 Two sided:
 
n.a.  n.a.  $C\%$ confidence interval for $\mu$  
    $\bar{y} \pm t^* \times \dfrac{s}{\sqrt{N}}$
where the critical value $t^*$ is the value under the $t_{N1}$ distribution with the area $C / 100$ between $t^*$ and $t^*$ (e.g. $t^*$ = 2.086 for a 95% confidence interval when df = 20). The confidence interval for $\mu$ can also be used as significance test.  
n.a.  n.a.  Effect size  
    Cohen's $d$: Standardized difference between the sample mean of the difference scores and $\mu_0$: $$d = \frac{\bar{y}  \mu_0}{s}$$ Cohen's $d$ indicates how many standard deviations $s$ the sample mean of the difference scores $\bar{y}$ is removed from $\mu_0.$  
n.a.  n.a.  Visual representation  
    
n.a.  n.a.  Equivalent to  
   
 
Example context  Example context  Example context  
Is there an association between economic class and gender?

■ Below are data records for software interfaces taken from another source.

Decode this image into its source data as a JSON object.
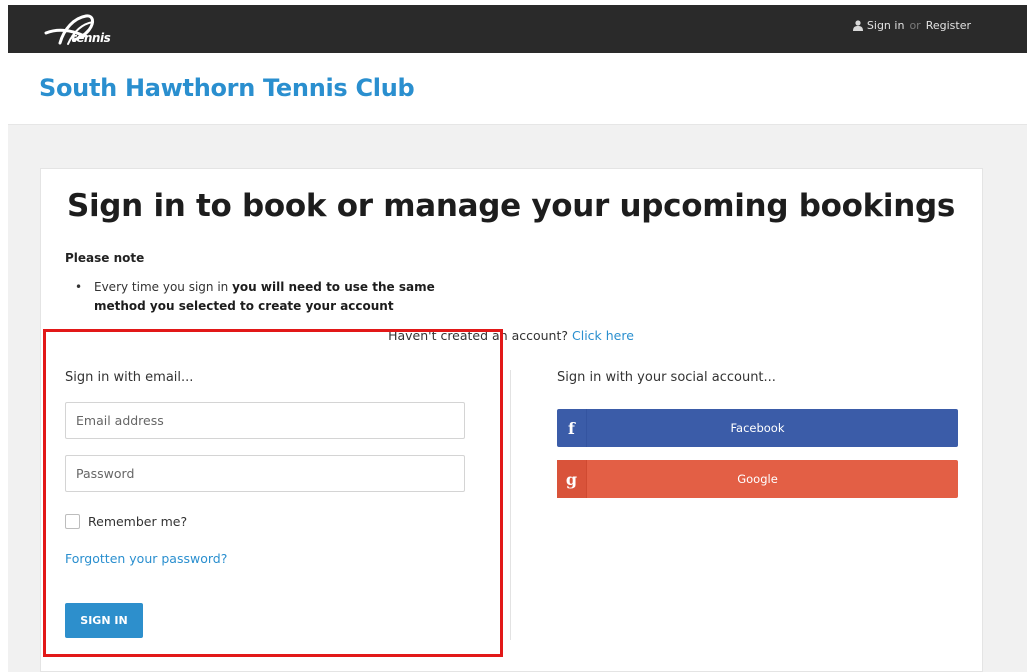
{
  "nav": {
    "logo_text": "tennis",
    "sign_in": "Sign in",
    "or": "or",
    "register": "Register"
  },
  "club": {
    "title": "South Hawthorn Tennis Club"
  },
  "page": {
    "heading": "Sign in to book or manage your upcoming bookings",
    "note_title": "Please note",
    "note_prefix": "Every time you sign in ",
    "note_bold": "you will need to use the same method you selected to create your account",
    "create_text": "Haven't created an account? ",
    "create_link": "Click here"
  },
  "email_form": {
    "section_label": "Sign in with email...",
    "email_placeholder": "Email address",
    "password_placeholder": "Password",
    "remember_label": "Remember me?",
    "forgot_link": "Forgotten your password?",
    "submit_label": "SIGN IN"
  },
  "social": {
    "section_label": "Sign in with your social account...",
    "facebook_label": "Facebook",
    "facebook_icon": "f",
    "google_label": "Google",
    "google_icon": "g"
  },
  "colors": {
    "brand_blue": "#2a8fcf",
    "facebook": "#3b5ca8",
    "google": "#e35f45",
    "highlight": "#e21818",
    "topbar": "#2a2a2a"
  }
}
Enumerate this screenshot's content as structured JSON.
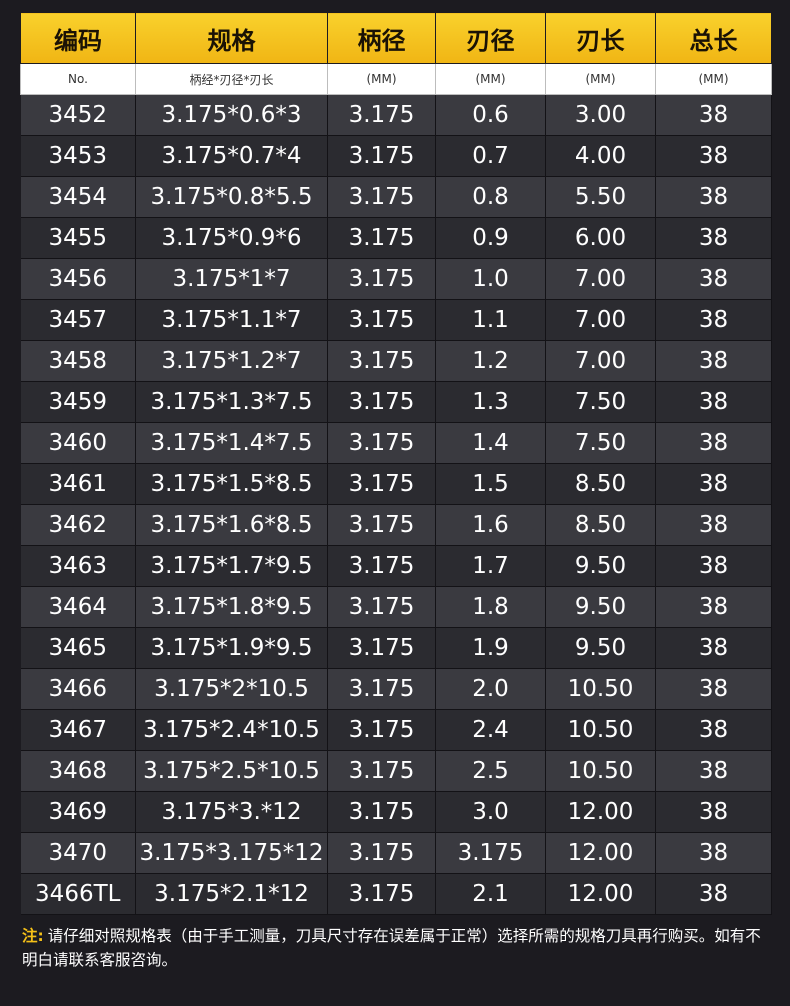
{
  "headers": [
    "编码",
    "规格",
    "柄径",
    "刃径",
    "刃长",
    "总长"
  ],
  "units": [
    "No.",
    "柄经*刃径*刃长",
    "(MM)",
    "(MM)",
    "(MM)",
    "(MM)"
  ],
  "rows": [
    [
      "3452",
      "3.175*0.6*3",
      "3.175",
      "0.6",
      "3.00",
      "38"
    ],
    [
      "3453",
      "3.175*0.7*4",
      "3.175",
      "0.7",
      "4.00",
      "38"
    ],
    [
      "3454",
      "3.175*0.8*5.5",
      "3.175",
      "0.8",
      "5.50",
      "38"
    ],
    [
      "3455",
      "3.175*0.9*6",
      "3.175",
      "0.9",
      "6.00",
      "38"
    ],
    [
      "3456",
      "3.175*1*7",
      "3.175",
      "1.0",
      "7.00",
      "38"
    ],
    [
      "3457",
      "3.175*1.1*7",
      "3.175",
      "1.1",
      "7.00",
      "38"
    ],
    [
      "3458",
      "3.175*1.2*7",
      "3.175",
      "1.2",
      "7.00",
      "38"
    ],
    [
      "3459",
      "3.175*1.3*7.5",
      "3.175",
      "1.3",
      "7.50",
      "38"
    ],
    [
      "3460",
      "3.175*1.4*7.5",
      "3.175",
      "1.4",
      "7.50",
      "38"
    ],
    [
      "3461",
      "3.175*1.5*8.5",
      "3.175",
      "1.5",
      "8.50",
      "38"
    ],
    [
      "3462",
      "3.175*1.6*8.5",
      "3.175",
      "1.6",
      "8.50",
      "38"
    ],
    [
      "3463",
      "3.175*1.7*9.5",
      "3.175",
      "1.7",
      "9.50",
      "38"
    ],
    [
      "3464",
      "3.175*1.8*9.5",
      "3.175",
      "1.8",
      "9.50",
      "38"
    ],
    [
      "3465",
      "3.175*1.9*9.5",
      "3.175",
      "1.9",
      "9.50",
      "38"
    ],
    [
      "3466",
      "3.175*2*10.5",
      "3.175",
      "2.0",
      "10.50",
      "38"
    ],
    [
      "3467",
      "3.175*2.4*10.5",
      "3.175",
      "2.4",
      "10.50",
      "38"
    ],
    [
      "3468",
      "3.175*2.5*10.5",
      "3.175",
      "2.5",
      "10.50",
      "38"
    ],
    [
      "3469",
      "3.175*3.*12",
      "3.175",
      "3.0",
      "12.00",
      "38"
    ],
    [
      "3470",
      "3.175*3.175*12",
      "3.175",
      "3.175",
      "12.00",
      "38"
    ],
    [
      "3466TL",
      "3.175*2.1*12",
      "3.175",
      "2.1",
      "12.00",
      "38"
    ]
  ],
  "note": {
    "label": "注:",
    "text": "请仔细对照规格表（由于手工测量，刀具尺寸存在误差属于正常）选择所需的规格刀具再行购买。如有不明白请联系客服咨询。"
  },
  "colors": {
    "header_yellow": "#f5c018",
    "background": "#1c1b20",
    "row_light": "#3a3a40",
    "row_dark": "#2b2b30"
  }
}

Is the distribution of economic class different between men and women?  Is there a difference in depression level between measurement point 1 (preintervention), measurement point 2 (1 week postintervention), and measurement point 3 (6 weeks postintervention)?  Is the average difference between the mental health scores before and after an intervention different from $\mu_0 = 0$?  
SPSS  SPSS  SPSS  
Analyze > Descriptive Statistics > Crosstabs...
 Analyze > Nonparametric Tests > Legacy Dialogs > K Related Samples...
 Analyze > Compare Means > PairedSamples T Test...
 
Jamovi  Jamovi  Jamovi  
Frequencies > Independent Samples  $\chi^2$ test of association
 ANOVA > Repeated Measures ANOVA  Friedman
 TTests > Paired Samples TTest
 
Practice questions  Practice questions  Practice questions